New baseball and softball coaches arrive on campu
By John Gearan ’65
Holy Cross baseball and its little sister, softball, come from vastly different athletic traditions. Baseball, once crowned at the palace dance, has sashayed with the sport’s royalty and enjoys a fascinating 117 year history. Softball, 23 years old, is still looking for its first big date.
The Crusaders have cultivated more than 75 major leaguers. Indeed, the Cleveland Indians may have been named in honor of Louis Sockalexis of the Penobscot tribe, the first inductee into the Varsity Club’s Hall of Fame. Jack Barry, the College’s longest serving coach (40 seasons), played for Connie Mack’s famed $100,000 infield and later managed and played for the Red Sox. He hung out with Babe Ruth, who considered Barry a big brother. Barry’s 1952 team won the NCAA Championship. The hardball lore is bountiful.
Softball, though, remains Cinderella before the Ball.
However, baseball and softball walk hand-in-hand in this era. There is little disparity between them. The men and women are searching for athletic respectability to accompany their academic acumen. Holy Cross tends to 27 varsity sports while competing largely in the Patriot League—which John Feinstein’s book title aptly describes as “The Last Amateurs.” Contemporary press releases crow about Holy Cross having 20 teams with a 100 percent graduation rate and 12 teams with a perfect NCAA (1,000) Academic Progress Report. Students playing baseball and softball are true scholar-athletes, receiving only need-based financial aid like everyone else.
Enter Greg DiCenzo and Brian Claypool, respectively the new Crusader baseball and softball coaches. Their challenges are equally and painfully obvious. Last season, the baseball team was 12-23; the softball team was 5-38.
DiCenzo and Claypool possess similar attributes. They are self-made achievers in their early 30s. They have played sports with passion and gotten very dirty while learning the nitty-gritty of the games they adore. They are self-starting, non-stop workers. They value education first and foremost. And, thankfully, they are eternal optimists.
You would have to go back some 88 seasons—to baseball Hall of Famer Jesse “The Crab” Burkett—to find the last Crusader coach hired who was not an alum or assistant.
Associate Athletic Director Rose Shea ’87 fielded more than 100 job applications for head baseball coach. Greg DiCenzo, the overwhelming choice of Shea and her team of campus consultants, quickly won the stamp of approval from Athletic Director Dick Regan ’76.
DiCenzo has what the College needs: a strong background in coaching, with an emphasis on pitching and a special talent for recruiting. In his bat-bag, he also totes two master’s degrees—in education and administration—from his alma mater St. Lawrence University of Canton, N.Y.
“We were struck by his focus on the academic success of his players,” says Shea. “He relates well to prospects and their parents. He knows Holy Cross is not a pro baseball factory. He understands the Holy Cross way.”

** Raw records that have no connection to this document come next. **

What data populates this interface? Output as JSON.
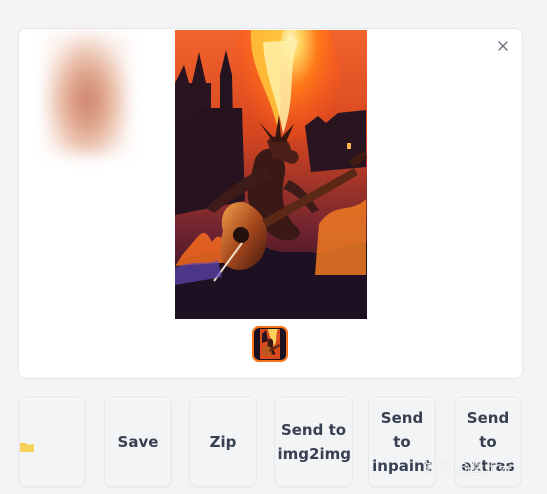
{
  "gallery": {
    "close_icon": "close-icon",
    "thumbnail_selected": true
  },
  "buttons": {
    "folder": {
      "icon": "folder-icon",
      "label": ""
    },
    "save": "Save",
    "zip": "Zip",
    "send_img2img": "Send to img2img",
    "send_inpaint": "Send to inpaint",
    "send_extras": "Send to extras"
  },
  "watermark": "知乎 @量步云",
  "colors": {
    "accent": "#f97316",
    "background": "#f3f4f6",
    "button_text": "#374151",
    "folder": "#f5c542"
  }
}
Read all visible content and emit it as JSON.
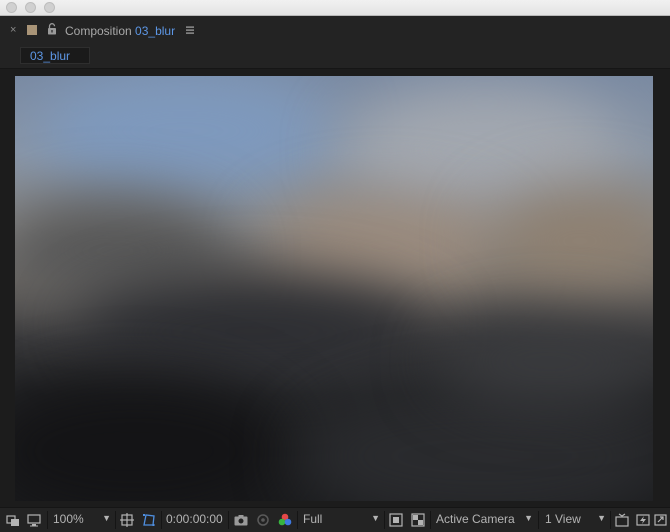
{
  "panel": {
    "close_glyph": "×",
    "title_prefix": "Composition",
    "composition_name": "03_blur",
    "label_color": "#a99477",
    "accent_color": "#5d97e6"
  },
  "tab": {
    "label": "03_blur"
  },
  "toolbar": {
    "zoom": "100%",
    "timecode": "0:00:00:00",
    "resolution": "Full",
    "camera": "Active Camera",
    "views": "1 View"
  },
  "icons": {
    "close": "close-icon",
    "label_swatch": "label-color-swatch",
    "lock": "lock-icon",
    "menu": "hamburger-menu-icon",
    "always_preview": "always-preview-icon",
    "monitor": "monitor-output-icon",
    "region": "region-of-interest-icon",
    "transparency": "toggle-transparency-grid-icon",
    "snapshot": "camera-snapshot-icon",
    "show_snapshot": "show-snapshot-icon",
    "color_channels": "rgb-channels-icon",
    "fast_previews": "fast-previews-icon",
    "checkerboard": "transparency-checkerboard-icon",
    "flowchart": "flowchart-icon",
    "reset_exposure": "reset-exposure-icon",
    "toggle_pixel": "toggle-pixel-aspect-icon"
  }
}
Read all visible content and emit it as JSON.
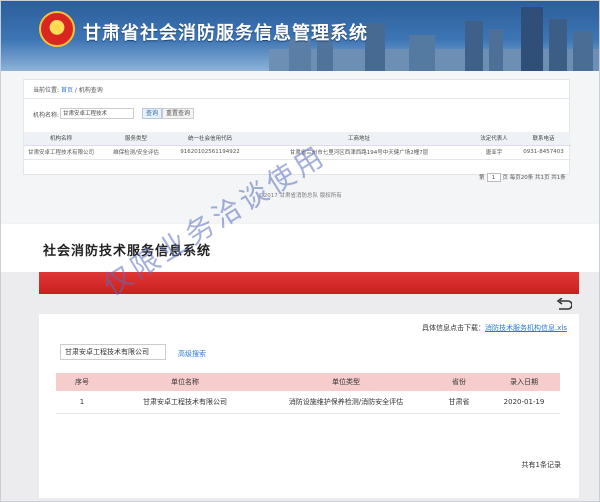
{
  "top": {
    "system_title": "甘肃省社会消防服务信息管理系统",
    "emblem_icon": "fire-department-emblem",
    "breadcrumb": {
      "prefix": "当前位置: ",
      "home": "首页",
      "sep": " / ",
      "current": "机构查询"
    },
    "query": {
      "label": "机构名称:",
      "value": "甘肃安卓工程技术",
      "search_btn": "查询",
      "reset_btn": "重置查询"
    },
    "table": {
      "headers": [
        "机构名称",
        "服务类型",
        "统一社会信用代码",
        "工商地址",
        "法定代表人",
        "联系电话"
      ],
      "rows": [
        [
          "甘肃安卓工程技术有限公司",
          "维保检测/安全评估",
          "91620102561194922",
          "甘肃省兰州市七里河区西津西路194号中天健广场2幢7层",
          "唐亚宇",
          "0931-8457403"
        ]
      ]
    },
    "pager": {
      "first": "第",
      "page": "1",
      "rest": "页 每页20条 共1页 共1条"
    },
    "copyright": "©2017 甘肃省消防总队 版权所有"
  },
  "bottom": {
    "title": "社会消防技术服务信息系统",
    "back_icon": "return-arrow-icon",
    "download_prefix": "具体信息点击下载：",
    "download_link": "消防技术服务机构信息.xls",
    "search_value": "甘肃安卓工程技术有限公司",
    "advanced_search": "高级搜索",
    "table": {
      "headers": [
        "序号",
        "单位名称",
        "单位类型",
        "省份",
        "录入日期"
      ],
      "rows": [
        [
          "1",
          "甘肃安卓工程技术有限公司",
          "消防设施维护保养检测/消防安全评估",
          "甘肃省",
          "2020-01-19"
        ]
      ]
    },
    "total": "共有1条记录"
  },
  "watermark": "仅限业务洽谈使用"
}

DiCenzo also comprehends that Holy Cross hasn’t made the NCAA tournament in 30 years. Getting back there, he vows, is his primary goal. DiCenzo is well-prepared for the task. He is a sports devotee from Duxbury, a tony seaside town a little upwind from Plymouth Rock. In high school, DiCenzo played soccer for the incomparable Frosty Cass; he played hoops and excelled as a crafty lefty and slick first baseman in baseball. He still wishes he had time for hockey. He’d play tiddlywinks in a blizzard.
In college, DiCenzo added football to his repertoire. He joined the St. Lawrence Saints, emerging as an all-conference kicker and punter. How good was he? Suffice it to point out that DiCenzo booted a 49-yard field goal against Union College. His baseball mentor became Dr. Tom Fay, now 36 years at the Saints’ helm.

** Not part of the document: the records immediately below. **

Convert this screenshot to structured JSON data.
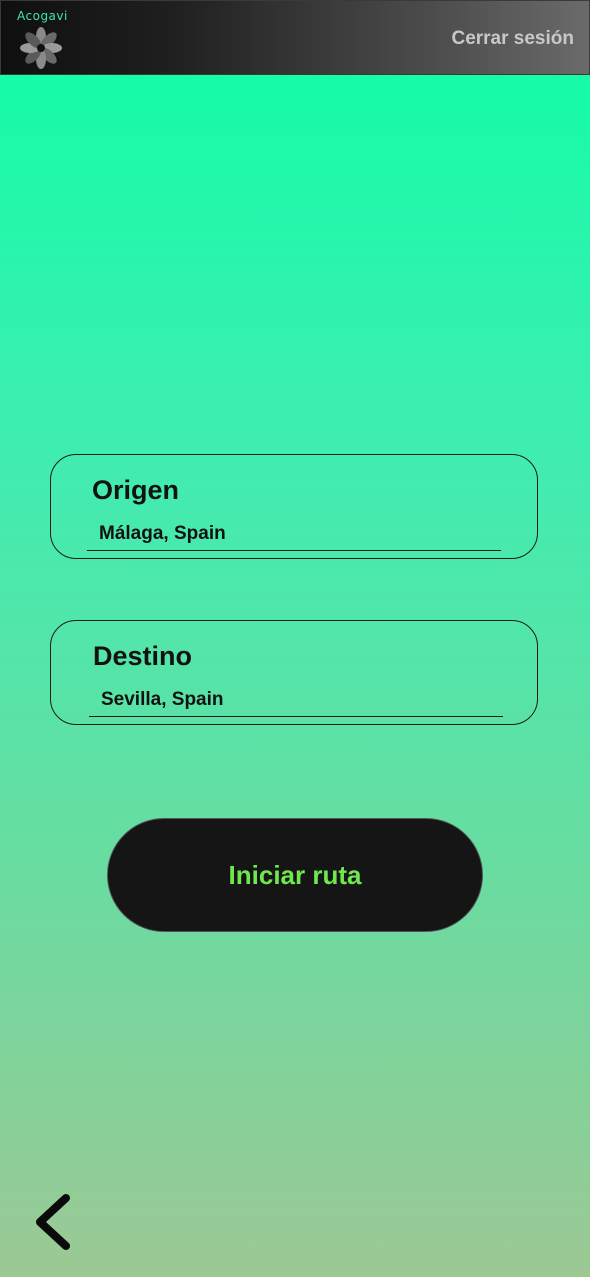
{
  "header": {
    "brand_name": "Acogavi",
    "logo_icon": "flower-logo-icon",
    "logout_label": "Cerrar sesión"
  },
  "form": {
    "origin": {
      "label": "Origen",
      "value": "Málaga, Spain"
    },
    "destination": {
      "label": "Destino",
      "value": "Sevilla, Spain"
    },
    "start_button_label": "Iniciar ruta"
  },
  "navigation": {
    "back_icon": "chevron-left-icon"
  },
  "colors": {
    "background_top": "#0dffa6",
    "background_bottom": "#9cc894",
    "button_bg": "#161515",
    "button_text": "#6fe84f",
    "brand_text": "#3ee6a8",
    "logout_text": "#c8c8c8"
  }
}
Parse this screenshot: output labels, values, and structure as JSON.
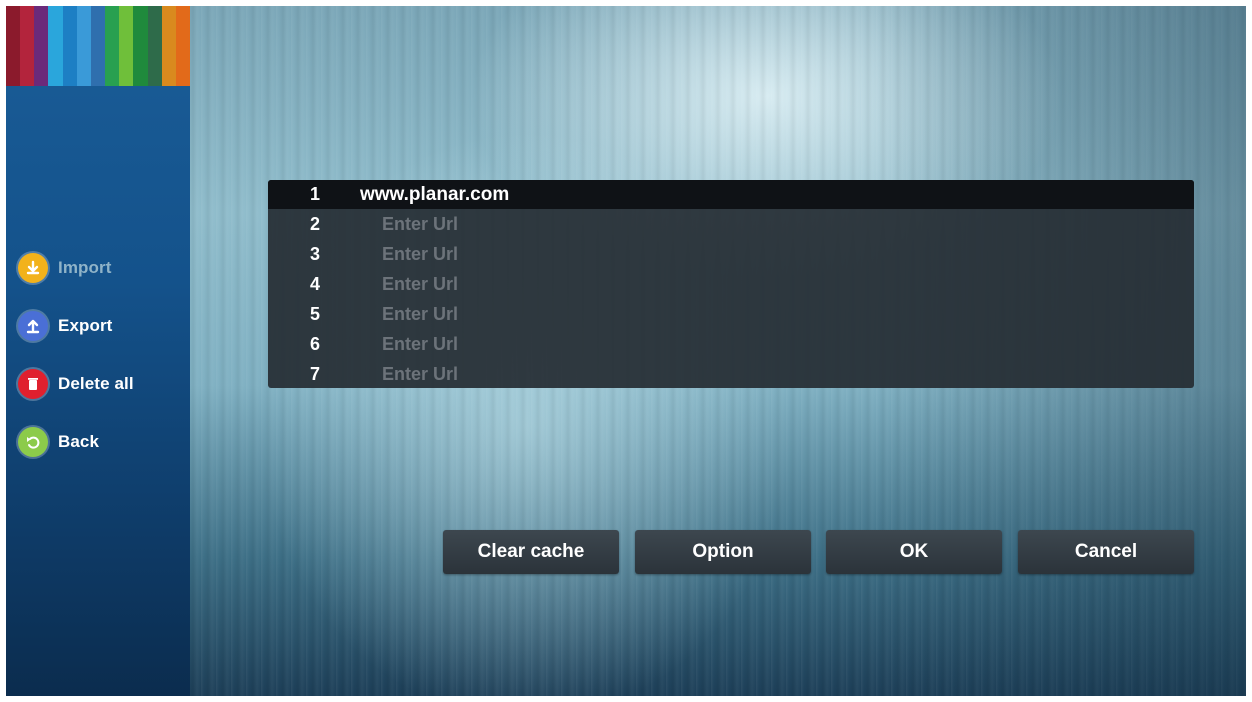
{
  "sidebar": {
    "strip_colors": [
      "#8b1a2c",
      "#b3243c",
      "#6b2a7a",
      "#2aa6dc",
      "#1d7fc4",
      "#3a9ad8",
      "#2f6fae",
      "#28a050",
      "#6fbf3a",
      "#1f8a3c",
      "#2e6b4a",
      "#d98a1e",
      "#e26a1a"
    ],
    "items": [
      {
        "label": "Import",
        "icon": "download-icon",
        "color": "#f2b21b"
      },
      {
        "label": "Export",
        "icon": "upload-icon",
        "color": "#4a6fd6"
      },
      {
        "label": "Delete all",
        "icon": "trash-icon",
        "color": "#e0202e"
      },
      {
        "label": "Back",
        "icon": "back-icon",
        "color": "#8ccb4a"
      }
    ]
  },
  "url_list": {
    "rows": [
      {
        "num": "1",
        "value": "www.planar.com",
        "selected": true
      },
      {
        "num": "2",
        "placeholder": "Enter Url"
      },
      {
        "num": "3",
        "placeholder": "Enter Url"
      },
      {
        "num": "4",
        "placeholder": "Enter Url"
      },
      {
        "num": "5",
        "placeholder": "Enter Url"
      },
      {
        "num": "6",
        "placeholder": "Enter Url"
      },
      {
        "num": "7",
        "placeholder": "Enter Url"
      }
    ]
  },
  "buttons": {
    "clear_cache": "Clear cache",
    "option": "Option",
    "ok": "OK",
    "cancel": "Cancel"
  }
}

He is a man in perpetual motion. DiCenzo played football and baseball while earning his bachelor of science degree in 1998. He continued to play football (on a medical waiver) and coached baseball while receiving his first master’s degree in 2000. DiCenzo served as interim head baseball coach while winding up his second master’s in 2002. During his four-year pursuit of two master’s degrees, he taught physical education full time at the local high school. And, on autumnal Sundays, DiCenzo would drive seven hours back home to play football for the semipro Quincy Granite.
That kind of energy and determination impressed Northeastern University where he served five years as a pitching coach and top-flight recruiting coordinator. His skills as a closer became apparent as he signed three young guns who were selected in the Major League draft. In his inaugural season, the Huskies won the first of three straight American East titles (2003, 2004 and 2005) and advanced to the NCAA tournament.
In the summertime, DiCenzo coached in the Cape Cod League for the Falmouth Commodores, helping to develop the likes of Jacoby Ellsbury (Red Sox) and Jensen Lewis (Indians).
At Northeastern, DiCenzo learned how to construct a program as a recruiter with a keen eye for talent, as a practice organizer, as a game strategist.
“I’m recruiting kids for biology, not the Red Sox. I know that, but I want to win now,” he says.
His first move was a wise one. Instead of traveling during an abbreviated fall season, DiCenzo kept his Crusaders at home. He held a series of intra-squad scrimmages.
“That allowed me to evaluate our talent better. You can teach much more during a controlled scrimmage. We weren’t worrying about the other guys, but concentrating on ourselves,” DiCenzo explains.
“Our objective is to challenge and push each other and to create energy amongst ourselves,” he adds.
Turning the program around will take time, DiCenzo concedes. “Right now, my guys are on campus—in the library, in the cafeteria, on the field. I want them to know I care about them and this season. We have a great school in a great league playing in the best college park in New England. We will draw smart athletes with a real work ethic and the winning will come.”
Horsehide Honchos, continued >>